Much has been written about the more tactical than strategic ‘extensive cooperation’ between the political parties GroenLinks and the PvdA. I have nothing against mergers and acquisitions and see that in the business world there is a constant flow of buying and selling, merger and dissolution. In many cases this is right and good. More interestingly, two parties that are always keen on the Anglo-Saxon violence in the banking and business world are now acting exactly along the lines of thought in mergers and acquisitions.
Two CEOs, Ploumen of the PvdA and Klaver of GroenLinks, see that they can strengthen their market share and strengthen their position by merging. At the top level, this is discussed, denied and finally, ‘after market’, announced. The arguments that are used could have come from the CEO of a bank. Ploumen/ Klaver say, paraphrasing: ‘To be stronger against the competition (VVD, D66, CDA) we must take this step and a merger is inevitable. This allows us to profile ourselves better, sell our product better and we can combine knowledge and people to negotiate more efficiently and with more force on the (formation) market.’
If market parties, especially if they provide a product or service that everyone needs, would consider this merger, MPs from the left-wing parties would ask the Minister of Economic Affairs whether all shareholders and customers, the people, are known in this. And if this makes them any better. The reaction of both ‘ceo’s’ was that the shareholders (members) will soon be ‘updated’ and that it is obviously better for the customers (voters). Or is this oligopoly formation at its best? This is reinforced by the story that D66 leader Kaag en Klaver and Ploumen recently sat together? Cartel formation?

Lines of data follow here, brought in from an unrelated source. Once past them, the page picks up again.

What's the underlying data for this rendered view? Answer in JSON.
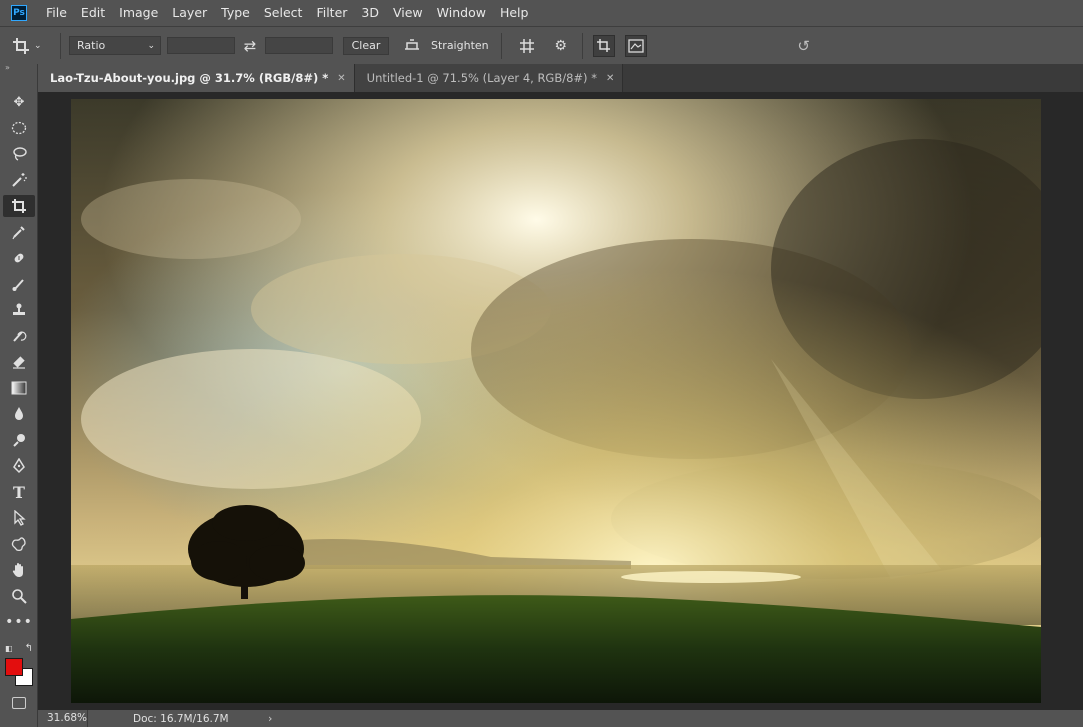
{
  "app": {
    "logo_text": "Ps"
  },
  "menu": [
    "File",
    "Edit",
    "Image",
    "Layer",
    "Type",
    "Select",
    "Filter",
    "3D",
    "View",
    "Window",
    "Help"
  ],
  "options": {
    "ratio_value": "Ratio",
    "clear_label": "Clear",
    "straighten_label": "Straighten"
  },
  "tabs": [
    {
      "label": "Lao-Tzu-About-you.jpg @ 31.7% (RGB/8#) *",
      "active": true
    },
    {
      "label": "Untitled-1 @ 71.5% (Layer 4, RGB/8#) *",
      "active": false
    }
  ],
  "tools": [
    "move-tool",
    "elliptical-marquee-tool",
    "lasso-tool",
    "magic-wand-tool",
    "crop-tool",
    "eyedropper-tool",
    "healing-brush-tool",
    "brush-tool",
    "clone-stamp-tool",
    "history-brush-tool",
    "eraser-tool",
    "gradient-tool",
    "blur-tool",
    "dodge-tool",
    "pen-tool",
    "type-tool",
    "path-selection-tool",
    "custom-shape-tool",
    "hand-tool",
    "zoom-tool",
    "more-tools"
  ],
  "colors": {
    "foreground": "#e30e0e",
    "background": "#ffffff"
  },
  "status": {
    "zoom": "31.68%",
    "doc": "Doc: 16.7M/16.7M",
    "arrow": "›"
  }
}
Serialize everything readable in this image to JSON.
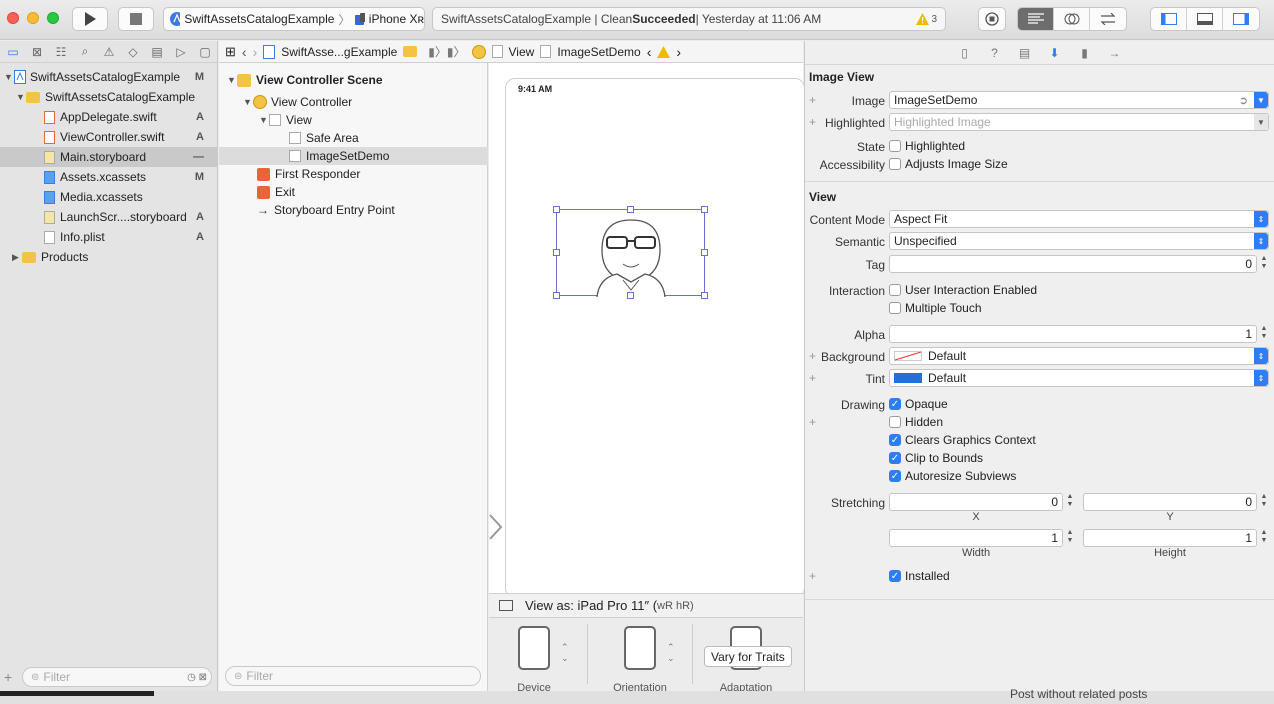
{
  "toolbar": {
    "scheme_target": "SwiftAssetsCatalogExample",
    "device": "iPhone Xʀ",
    "status_prefix": "SwiftAssetsCatalogExample | Clean ",
    "status_bold": "Succeeded",
    "status_suffix": " | Yesterday at 11:06 AM",
    "warning_count": "3"
  },
  "navigator": {
    "items": [
      {
        "label": "SwiftAssetsCatalogExample",
        "badge": "M"
      },
      {
        "label": "SwiftAssetsCatalogExample",
        "badge": ""
      },
      {
        "label": "AppDelegate.swift",
        "badge": "A"
      },
      {
        "label": "ViewController.swift",
        "badge": "A"
      },
      {
        "label": "Main.storyboard",
        "badge": "—"
      },
      {
        "label": "Assets.xcassets",
        "badge": "M"
      },
      {
        "label": "Media.xcassets",
        "badge": ""
      },
      {
        "label": "LaunchScr....storyboard",
        "badge": "A"
      },
      {
        "label": "Info.plist",
        "badge": "A"
      },
      {
        "label": "Products",
        "badge": ""
      }
    ],
    "filter_placeholder": "Filter"
  },
  "jumpbar": {
    "crumbs": [
      "SwiftAsse...gExample",
      "View",
      "ImageSetDemo"
    ]
  },
  "outline": {
    "items": [
      "View Controller Scene",
      "View Controller",
      "View",
      "Safe Area",
      "ImageSetDemo",
      "First Responder",
      "Exit",
      "Storyboard Entry Point"
    ],
    "filter_placeholder": "Filter"
  },
  "canvas": {
    "time": "9:41 AM",
    "view_as": "View as: iPad Pro 11″ (",
    "view_as_traits": "wR hR)",
    "traits": [
      "Device",
      "Orientation",
      "Adaptation"
    ],
    "vary_button": "Vary for Traits"
  },
  "inspector": {
    "image_view": {
      "title": "Image View",
      "image_label": "Image",
      "image_value": "ImageSetDemo",
      "highlighted_label": "Highlighted",
      "highlighted_placeholder": "Highlighted Image",
      "state_label": "State",
      "state_option": "Highlighted",
      "accessibility_label": "Accessibility",
      "accessibility_option": "Adjusts Image Size"
    },
    "view": {
      "title": "View",
      "content_mode_label": "Content Mode",
      "content_mode_value": "Aspect Fit",
      "semantic_label": "Semantic",
      "semantic_value": "Unspecified",
      "tag_label": "Tag",
      "tag_value": "0",
      "interaction_label": "Interaction",
      "user_interaction": "User Interaction Enabled",
      "multiple_touch": "Multiple Touch",
      "alpha_label": "Alpha",
      "alpha_value": "1",
      "background_label": "Background",
      "background_value": "Default",
      "tint_label": "Tint",
      "tint_value": "Default",
      "drawing_label": "Drawing",
      "opaque": "Opaque",
      "hidden": "Hidden",
      "clears": "Clears Graphics Context",
      "clip": "Clip to Bounds",
      "autoresize": "Autoresize Subviews",
      "stretching_label": "Stretching",
      "x_value": "0",
      "y_value": "0",
      "width_value": "1",
      "height_value": "1",
      "x_lbl": "X",
      "y_lbl": "Y",
      "width_lbl": "Width",
      "height_lbl": "Height",
      "installed": "Installed"
    }
  },
  "colors": {
    "accent": "#2e7cf6",
    "tint": "#1f6fe0"
  },
  "background_peek": "Post without related posts"
}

Meanwhile, Kaag, also always critical of ‘American conditions’, joins the chorus of the investment bankers and indicates that the Christian Union not allowed to participate within their business arrangements. They are dismissed as market disruptors. As with many mergers, the members (shareholders) are now stirring and calling for an extraordinary shareholders’ meeting; referred to as a ‘members’ consultation’ by the Board of Directors. The customers (voters) are not asked at all about this major policy change so shortly after the elections.
The employees also make themselves heard. Because it now appears that many party members were not known or only very late in this merger of factions. That is not smart. Every CEO knows that it is always important to confide in at least a delegation of the works council. That’s called not surprising and taking each other along. Precisely because the works council has rights in the field of information, advice and consent. Sloppy from both CEOs! The unions will grumble.
It confirms what Klaver and Ploumen keep saying: ‘We (two) want this.’ They can’t describe the top-down deal more sharply. In the meantime, there is already talk about the division of functions between the top executives, even before the merger is complete. Of course, other companies such as the VVD and the CDA are not concerned with the intended intensive cooperation between the PvdA and GroenLinks, but they will have to respond to the steps taken by the competition.
On the one hand, the liberal VVD will appreciate the Anglo-Saxon action, but will also be wary of this market concentration. The CDA, an adherent of Rhenish thinking, is critical because it is in favor of involving all stakeholders in such major steps. It shouldn’t just be the CEO’s party. The Netherlands Authority for Consumers and Markets (ACM) may still have to assess the proposed merger.